TASK DETAILS = Search the records for the word "title" and report each line that has it.

*** EXTRACTED MATERIAL ***

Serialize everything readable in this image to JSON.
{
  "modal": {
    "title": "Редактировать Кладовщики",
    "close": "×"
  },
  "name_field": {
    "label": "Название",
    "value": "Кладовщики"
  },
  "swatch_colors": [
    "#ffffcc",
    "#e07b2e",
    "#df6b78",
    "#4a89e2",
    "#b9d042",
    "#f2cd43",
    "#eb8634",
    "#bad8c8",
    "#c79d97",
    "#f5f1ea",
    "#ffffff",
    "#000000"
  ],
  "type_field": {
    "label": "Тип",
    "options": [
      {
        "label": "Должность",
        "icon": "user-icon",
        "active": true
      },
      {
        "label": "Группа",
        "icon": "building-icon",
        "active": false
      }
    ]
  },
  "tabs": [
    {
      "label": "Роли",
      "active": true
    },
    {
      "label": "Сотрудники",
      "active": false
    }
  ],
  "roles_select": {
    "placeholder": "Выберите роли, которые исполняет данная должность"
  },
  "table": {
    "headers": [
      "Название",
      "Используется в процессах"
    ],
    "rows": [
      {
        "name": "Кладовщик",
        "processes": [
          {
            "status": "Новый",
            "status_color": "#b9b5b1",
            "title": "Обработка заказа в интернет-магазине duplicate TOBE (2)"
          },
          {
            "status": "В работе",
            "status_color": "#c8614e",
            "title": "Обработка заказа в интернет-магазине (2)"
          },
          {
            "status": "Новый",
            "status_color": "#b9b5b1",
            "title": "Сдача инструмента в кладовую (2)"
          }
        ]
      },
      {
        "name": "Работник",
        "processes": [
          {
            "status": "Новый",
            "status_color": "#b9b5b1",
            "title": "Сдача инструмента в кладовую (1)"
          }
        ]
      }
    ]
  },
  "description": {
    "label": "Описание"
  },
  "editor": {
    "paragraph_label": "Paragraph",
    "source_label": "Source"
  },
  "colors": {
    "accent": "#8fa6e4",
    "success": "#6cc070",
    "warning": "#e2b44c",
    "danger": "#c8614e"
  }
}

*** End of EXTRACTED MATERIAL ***
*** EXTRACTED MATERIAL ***

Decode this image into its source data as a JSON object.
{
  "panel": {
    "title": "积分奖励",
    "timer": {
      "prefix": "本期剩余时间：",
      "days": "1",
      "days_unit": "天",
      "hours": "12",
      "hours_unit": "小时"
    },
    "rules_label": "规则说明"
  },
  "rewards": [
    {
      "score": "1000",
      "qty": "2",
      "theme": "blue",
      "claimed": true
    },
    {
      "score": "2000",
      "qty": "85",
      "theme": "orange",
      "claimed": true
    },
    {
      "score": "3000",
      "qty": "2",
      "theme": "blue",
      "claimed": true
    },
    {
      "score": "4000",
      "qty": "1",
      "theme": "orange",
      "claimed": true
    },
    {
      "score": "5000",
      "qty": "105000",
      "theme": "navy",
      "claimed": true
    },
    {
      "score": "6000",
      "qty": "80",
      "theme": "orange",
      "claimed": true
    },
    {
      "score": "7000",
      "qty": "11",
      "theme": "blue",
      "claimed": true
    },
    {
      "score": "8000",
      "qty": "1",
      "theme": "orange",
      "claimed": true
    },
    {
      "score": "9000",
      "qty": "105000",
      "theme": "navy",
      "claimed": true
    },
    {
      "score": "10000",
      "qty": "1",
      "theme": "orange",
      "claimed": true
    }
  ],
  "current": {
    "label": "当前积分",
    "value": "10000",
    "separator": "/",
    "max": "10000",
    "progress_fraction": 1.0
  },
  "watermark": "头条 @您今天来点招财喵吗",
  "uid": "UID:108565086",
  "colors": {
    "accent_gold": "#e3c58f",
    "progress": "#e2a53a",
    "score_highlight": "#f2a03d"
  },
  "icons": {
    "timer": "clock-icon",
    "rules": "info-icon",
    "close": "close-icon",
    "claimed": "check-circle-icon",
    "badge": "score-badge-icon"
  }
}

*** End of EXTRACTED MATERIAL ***

RESPONSE TO THIS TASK =
    "title": "Редактировать Кладовщики",
            "title": "Обработка заказа в интернет-магазине duplicate TOBE (2)"
            "title": "Обработка заказа в интернет-магазине (2)"
            "title": "Сдача инструмента в кладовую (2)"
            "title": "Сдача инструмента в кладовую (1)"
    "title": "积分奖励",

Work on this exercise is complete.